▶

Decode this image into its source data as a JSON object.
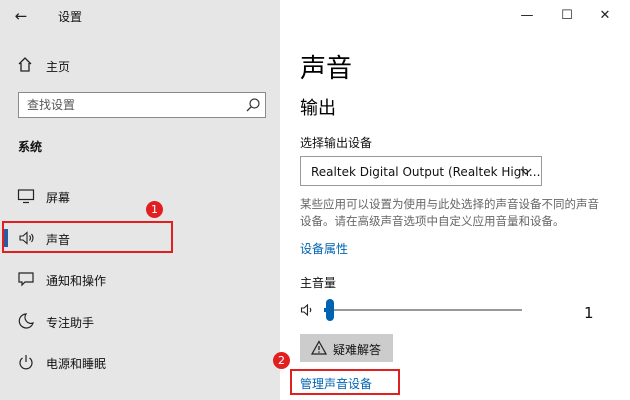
{
  "window": {
    "title": "设置",
    "controls": {
      "minimize_icon": "minimize-icon",
      "maximize_icon": "maximize-icon",
      "close_icon": "close-icon"
    }
  },
  "sidebar": {
    "home_label": "主页",
    "search": {
      "placeholder": "查找设置"
    },
    "section_label": "系统",
    "items": [
      {
        "label": "屏幕",
        "icon": "monitor-icon"
      },
      {
        "label": "声音",
        "icon": "speaker-icon",
        "active": true
      },
      {
        "label": "通知和操作",
        "icon": "notification-icon"
      },
      {
        "label": "专注助手",
        "icon": "moon-icon"
      },
      {
        "label": "电源和睡眠",
        "icon": "power-icon"
      }
    ]
  },
  "annotations": {
    "badge1": "1",
    "badge2": "2",
    "color": "#e02020"
  },
  "main": {
    "title": "声音",
    "output": {
      "heading": "输出",
      "device_label": "选择输出设备",
      "device_value": "Realtek Digital Output (Realtek High...",
      "description": "某些应用可以设置为使用与此处选择的声音设备不同的声音设备。请在高级声音选项中自定义应用音量和设备。",
      "device_properties_link": "设备属性",
      "master_volume_label": "主音量",
      "volume_value": "1",
      "volume_fraction": 0.01,
      "troubleshoot_button": "疑难解答",
      "manage_devices_link": "管理声音设备"
    }
  },
  "colors": {
    "accent": "#0063b1",
    "sidebar_bg": "#e6e6e6",
    "active_bar": "#2c5aa0"
  }
}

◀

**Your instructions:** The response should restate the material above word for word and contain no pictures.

**Your solution:**
Decode this image into its source data as a JSON object.
{
  "window": {
    "title": "设置",
    "controls": {
      "minimize_icon": "minimize-icon",
      "maximize_icon": "maximize-icon",
      "close_icon": "close-icon"
    }
  },
  "sidebar": {
    "home_label": "主页",
    "search": {
      "placeholder": "查找设置"
    },
    "section_label": "系统",
    "items": [
      {
        "label": "屏幕",
        "icon": "monitor-icon"
      },
      {
        "label": "声音",
        "icon": "speaker-icon",
        "active": true
      },
      {
        "label": "通知和操作",
        "icon": "notification-icon"
      },
      {
        "label": "专注助手",
        "icon": "moon-icon"
      },
      {
        "label": "电源和睡眠",
        "icon": "power-icon"
      }
    ]
  },
  "annotations": {
    "badge1": "1",
    "badge2": "2",
    "color": "#e02020"
  },
  "main": {
    "title": "声音",
    "output": {
      "heading": "输出",
      "device_label": "选择输出设备",
      "device_value": "Realtek Digital Output (Realtek High...",
      "description": "某些应用可以设置为使用与此处选择的声音设备不同的声音设备。请在高级声音选项中自定义应用音量和设备。",
      "device_properties_link": "设备属性",
      "master_volume_label": "主音量",
      "volume_value": "1",
      "volume_fraction": 0.01,
      "troubleshoot_button": "疑难解答",
      "manage_devices_link": "管理声音设备"
    }
  },
  "colors": {
    "accent": "#0063b1",
    "sidebar_bg": "#e6e6e6",
    "active_bar": "#2c5aa0"
  }
}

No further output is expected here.